The risk-shifting effect and the value of a warrant
AbstractThe exercise of a warrant leads to the well-known dilution phenomenon, the effects of which have been extensively studied over the last four decades. In contrast, the existing literature has paid inadequate attention to the volatility spillover between stockholders and warrant holders. This 'risk-shifting effect' has significant implications for warrant pricing, since any formula that assumes a constant volatility of stock returns produces a bias. In this paper we show that a CEV process with a specific elasticity parameter properly models the stochastic volatility of stock returns for a firm with warrants outstanding. In addition, we propose an approximate analytical formula, exclusively based on observable market variables, that is able to absorb the risk-shifting bias.
Download InfoIf you experience problems downloading a file, check if you have the proper application to view it first. In case of further problems read the IDEAS help page. Note that these files are not on the IDEAS site. Please be patient as the files may be large.
Bibliographic InfoArticle provided by Taylor & Francis Journals in its journal Quantitative Finance.
Volume (Year): 10 (2010)
Issue (Month): 10 ()
Contact details of provider:
Web page: http://www.tandfonline.com/RQUF20
You can help add them by filling out this form.
CitEc Project, subscribe to its RSS feed for this item.
- Bajo, Emanuele & Barbi, Massimiliano, 2012. "The role of time value in convertible bond call policy," Journal of Banking & Finance, Elsevier, vol. 36(2), pages 550-563.
- Xiao, Weilin & Zhang, Weiguo & Xu, Weijun & Zhang, Xili, 2012. "The valuation of equity warrants in a fractional Brownian environment," Physica A: Statistical Mechanics and its Applications, Elsevier, vol. 391(4), pages 1742-1752.
- Xiao, Wei-Lin & Zhang, Wei-Guo & Zhang, Xili & Zhang, Xiaoli, 2012. "Pricing model for equity warrants in a mixed fractional Brownian environment and its algorithm," Physica A: Statistical Mechanics and its Applications, Elsevier, vol. 391(24), pages 6418-6431.
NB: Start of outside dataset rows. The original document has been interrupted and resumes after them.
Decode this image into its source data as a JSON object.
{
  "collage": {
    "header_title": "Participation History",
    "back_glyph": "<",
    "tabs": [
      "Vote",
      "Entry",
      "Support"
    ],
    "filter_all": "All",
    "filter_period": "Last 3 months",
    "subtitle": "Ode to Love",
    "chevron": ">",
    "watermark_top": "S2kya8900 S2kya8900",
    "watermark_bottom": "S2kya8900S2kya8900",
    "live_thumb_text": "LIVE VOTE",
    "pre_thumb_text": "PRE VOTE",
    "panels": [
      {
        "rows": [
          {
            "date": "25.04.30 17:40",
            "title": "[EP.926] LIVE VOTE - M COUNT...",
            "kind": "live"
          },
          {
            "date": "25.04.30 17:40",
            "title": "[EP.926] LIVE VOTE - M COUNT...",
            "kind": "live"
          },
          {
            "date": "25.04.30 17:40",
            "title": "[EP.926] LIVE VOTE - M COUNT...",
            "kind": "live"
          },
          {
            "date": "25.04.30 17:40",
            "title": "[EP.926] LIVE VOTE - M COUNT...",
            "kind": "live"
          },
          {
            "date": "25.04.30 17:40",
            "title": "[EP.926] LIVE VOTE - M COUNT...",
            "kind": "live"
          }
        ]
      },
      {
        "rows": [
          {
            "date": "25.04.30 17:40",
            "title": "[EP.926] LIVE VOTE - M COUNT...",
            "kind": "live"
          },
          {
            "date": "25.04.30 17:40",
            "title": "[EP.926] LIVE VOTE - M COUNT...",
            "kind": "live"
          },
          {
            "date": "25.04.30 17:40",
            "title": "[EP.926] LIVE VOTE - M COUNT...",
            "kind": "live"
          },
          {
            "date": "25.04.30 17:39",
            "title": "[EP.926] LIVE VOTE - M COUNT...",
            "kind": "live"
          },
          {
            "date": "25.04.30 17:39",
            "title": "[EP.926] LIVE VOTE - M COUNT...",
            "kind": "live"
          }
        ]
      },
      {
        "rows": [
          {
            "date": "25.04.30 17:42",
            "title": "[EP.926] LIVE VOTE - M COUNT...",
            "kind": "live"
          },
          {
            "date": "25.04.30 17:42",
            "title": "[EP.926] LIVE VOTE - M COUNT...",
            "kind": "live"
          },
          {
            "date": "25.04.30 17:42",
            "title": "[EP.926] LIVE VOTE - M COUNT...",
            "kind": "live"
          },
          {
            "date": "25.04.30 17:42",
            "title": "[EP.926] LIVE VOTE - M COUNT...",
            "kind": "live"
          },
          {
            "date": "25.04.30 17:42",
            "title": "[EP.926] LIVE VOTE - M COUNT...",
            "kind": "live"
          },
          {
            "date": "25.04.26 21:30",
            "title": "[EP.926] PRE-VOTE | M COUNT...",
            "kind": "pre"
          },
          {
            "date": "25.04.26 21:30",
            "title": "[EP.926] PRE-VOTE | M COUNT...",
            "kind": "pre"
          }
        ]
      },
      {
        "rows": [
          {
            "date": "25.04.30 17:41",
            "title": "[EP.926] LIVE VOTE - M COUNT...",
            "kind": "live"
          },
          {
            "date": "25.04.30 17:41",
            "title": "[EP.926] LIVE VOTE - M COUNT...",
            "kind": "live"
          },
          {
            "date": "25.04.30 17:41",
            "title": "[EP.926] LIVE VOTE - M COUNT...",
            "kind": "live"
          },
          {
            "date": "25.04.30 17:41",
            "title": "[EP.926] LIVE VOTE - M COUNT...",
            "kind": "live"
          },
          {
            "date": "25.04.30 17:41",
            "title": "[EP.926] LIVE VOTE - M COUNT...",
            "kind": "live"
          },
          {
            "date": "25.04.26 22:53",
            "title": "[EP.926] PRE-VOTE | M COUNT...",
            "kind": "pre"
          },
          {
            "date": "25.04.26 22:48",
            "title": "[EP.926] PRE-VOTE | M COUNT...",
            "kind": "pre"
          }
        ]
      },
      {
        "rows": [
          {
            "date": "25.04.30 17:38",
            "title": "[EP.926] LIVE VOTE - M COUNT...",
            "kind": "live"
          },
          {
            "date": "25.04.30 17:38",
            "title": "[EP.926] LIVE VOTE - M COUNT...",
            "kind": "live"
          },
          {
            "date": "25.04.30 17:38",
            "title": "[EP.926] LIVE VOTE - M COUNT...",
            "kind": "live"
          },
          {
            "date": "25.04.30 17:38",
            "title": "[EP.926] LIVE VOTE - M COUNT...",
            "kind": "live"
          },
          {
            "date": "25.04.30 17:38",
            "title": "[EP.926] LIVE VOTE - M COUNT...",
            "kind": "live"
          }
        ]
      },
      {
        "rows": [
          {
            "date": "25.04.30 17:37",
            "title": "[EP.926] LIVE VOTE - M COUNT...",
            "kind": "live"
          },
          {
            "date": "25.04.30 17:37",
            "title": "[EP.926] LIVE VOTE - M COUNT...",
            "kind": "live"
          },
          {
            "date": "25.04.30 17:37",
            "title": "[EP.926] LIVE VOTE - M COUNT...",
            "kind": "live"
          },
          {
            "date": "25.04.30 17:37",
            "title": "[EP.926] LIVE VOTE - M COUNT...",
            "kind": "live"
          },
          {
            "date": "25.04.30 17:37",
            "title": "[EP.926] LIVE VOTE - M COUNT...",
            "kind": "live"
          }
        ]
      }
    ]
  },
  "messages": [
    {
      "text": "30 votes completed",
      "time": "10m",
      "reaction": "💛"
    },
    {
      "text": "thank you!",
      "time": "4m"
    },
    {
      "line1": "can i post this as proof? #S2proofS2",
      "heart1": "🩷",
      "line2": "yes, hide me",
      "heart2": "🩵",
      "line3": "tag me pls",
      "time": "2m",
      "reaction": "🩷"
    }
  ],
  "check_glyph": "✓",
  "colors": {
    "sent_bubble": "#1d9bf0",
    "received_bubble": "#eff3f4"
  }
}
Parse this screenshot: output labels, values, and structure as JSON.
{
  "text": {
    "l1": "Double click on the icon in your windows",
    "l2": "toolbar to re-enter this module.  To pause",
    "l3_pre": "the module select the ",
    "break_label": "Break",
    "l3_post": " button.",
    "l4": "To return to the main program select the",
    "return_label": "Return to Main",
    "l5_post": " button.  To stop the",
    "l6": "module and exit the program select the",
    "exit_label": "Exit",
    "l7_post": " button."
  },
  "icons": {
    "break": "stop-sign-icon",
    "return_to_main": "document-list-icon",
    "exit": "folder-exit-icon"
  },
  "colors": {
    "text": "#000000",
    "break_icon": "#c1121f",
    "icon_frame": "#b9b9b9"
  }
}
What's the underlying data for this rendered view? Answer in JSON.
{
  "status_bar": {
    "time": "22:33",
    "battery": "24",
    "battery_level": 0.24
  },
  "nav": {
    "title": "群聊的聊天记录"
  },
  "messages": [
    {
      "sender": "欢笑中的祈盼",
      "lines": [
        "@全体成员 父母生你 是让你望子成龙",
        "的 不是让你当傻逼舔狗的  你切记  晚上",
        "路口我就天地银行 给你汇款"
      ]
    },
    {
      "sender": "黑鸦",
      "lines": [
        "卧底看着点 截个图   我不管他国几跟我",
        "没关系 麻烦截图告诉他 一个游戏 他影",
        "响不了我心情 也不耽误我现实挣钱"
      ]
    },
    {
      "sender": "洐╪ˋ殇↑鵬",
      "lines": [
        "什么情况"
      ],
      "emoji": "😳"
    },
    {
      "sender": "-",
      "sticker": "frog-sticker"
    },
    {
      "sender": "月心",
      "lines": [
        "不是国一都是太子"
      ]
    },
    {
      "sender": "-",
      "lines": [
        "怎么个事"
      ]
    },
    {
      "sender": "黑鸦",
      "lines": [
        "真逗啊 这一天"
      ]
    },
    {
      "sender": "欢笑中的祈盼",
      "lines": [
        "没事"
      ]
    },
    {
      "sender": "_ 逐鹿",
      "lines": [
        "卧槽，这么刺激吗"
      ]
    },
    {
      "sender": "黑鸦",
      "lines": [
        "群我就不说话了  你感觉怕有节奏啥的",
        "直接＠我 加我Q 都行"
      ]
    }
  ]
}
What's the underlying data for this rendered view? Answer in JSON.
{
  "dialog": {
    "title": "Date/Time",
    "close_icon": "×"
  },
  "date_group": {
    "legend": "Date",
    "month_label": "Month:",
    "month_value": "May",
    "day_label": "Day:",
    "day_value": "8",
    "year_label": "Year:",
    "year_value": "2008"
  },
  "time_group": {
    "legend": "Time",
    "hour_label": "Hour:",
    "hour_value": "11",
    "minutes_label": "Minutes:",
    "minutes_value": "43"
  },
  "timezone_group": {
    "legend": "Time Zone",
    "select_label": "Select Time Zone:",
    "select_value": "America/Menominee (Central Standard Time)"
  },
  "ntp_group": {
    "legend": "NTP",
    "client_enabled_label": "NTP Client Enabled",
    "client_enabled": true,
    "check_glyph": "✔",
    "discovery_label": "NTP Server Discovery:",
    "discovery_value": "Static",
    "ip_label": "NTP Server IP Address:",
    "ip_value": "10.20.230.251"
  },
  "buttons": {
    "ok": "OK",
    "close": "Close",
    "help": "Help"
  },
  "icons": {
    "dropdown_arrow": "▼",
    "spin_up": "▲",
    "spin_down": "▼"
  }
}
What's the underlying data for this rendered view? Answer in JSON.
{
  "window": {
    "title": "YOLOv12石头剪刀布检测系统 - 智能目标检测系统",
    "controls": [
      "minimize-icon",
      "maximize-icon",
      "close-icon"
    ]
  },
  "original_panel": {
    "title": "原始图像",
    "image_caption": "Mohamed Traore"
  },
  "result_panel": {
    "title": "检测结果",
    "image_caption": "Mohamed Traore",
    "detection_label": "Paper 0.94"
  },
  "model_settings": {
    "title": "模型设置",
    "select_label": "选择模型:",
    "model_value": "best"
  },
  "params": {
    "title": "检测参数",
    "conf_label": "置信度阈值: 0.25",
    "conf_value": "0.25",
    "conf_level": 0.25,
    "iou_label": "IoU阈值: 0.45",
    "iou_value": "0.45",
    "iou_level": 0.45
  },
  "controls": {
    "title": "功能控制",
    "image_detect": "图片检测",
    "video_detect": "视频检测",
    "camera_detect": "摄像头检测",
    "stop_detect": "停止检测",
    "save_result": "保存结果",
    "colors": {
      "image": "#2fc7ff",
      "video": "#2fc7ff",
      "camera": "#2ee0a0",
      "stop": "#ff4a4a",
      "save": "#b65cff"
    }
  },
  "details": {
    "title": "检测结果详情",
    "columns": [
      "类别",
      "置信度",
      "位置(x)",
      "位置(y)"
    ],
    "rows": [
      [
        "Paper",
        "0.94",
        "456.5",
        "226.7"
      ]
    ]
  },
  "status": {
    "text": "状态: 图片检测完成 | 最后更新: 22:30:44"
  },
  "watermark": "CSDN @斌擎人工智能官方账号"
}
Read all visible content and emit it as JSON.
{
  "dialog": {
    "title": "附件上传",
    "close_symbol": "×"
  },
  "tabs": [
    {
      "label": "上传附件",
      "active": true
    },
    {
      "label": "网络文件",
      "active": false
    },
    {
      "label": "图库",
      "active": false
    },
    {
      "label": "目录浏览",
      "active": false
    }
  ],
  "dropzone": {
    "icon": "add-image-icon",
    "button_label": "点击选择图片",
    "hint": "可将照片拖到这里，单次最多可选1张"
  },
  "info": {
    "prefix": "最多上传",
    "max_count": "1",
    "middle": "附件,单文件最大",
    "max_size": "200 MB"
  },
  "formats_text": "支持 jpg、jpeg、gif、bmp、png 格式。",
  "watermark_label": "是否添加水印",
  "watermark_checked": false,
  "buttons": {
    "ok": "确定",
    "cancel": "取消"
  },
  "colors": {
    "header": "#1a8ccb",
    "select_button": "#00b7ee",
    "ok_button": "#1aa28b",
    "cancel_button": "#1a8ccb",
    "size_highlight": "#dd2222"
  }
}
For technical questions regarding this item, or to correct its authors, title, abstract, bibliographic or download information, contact: (Michael McNulty).
If references are entirely missing, you can add them using this form.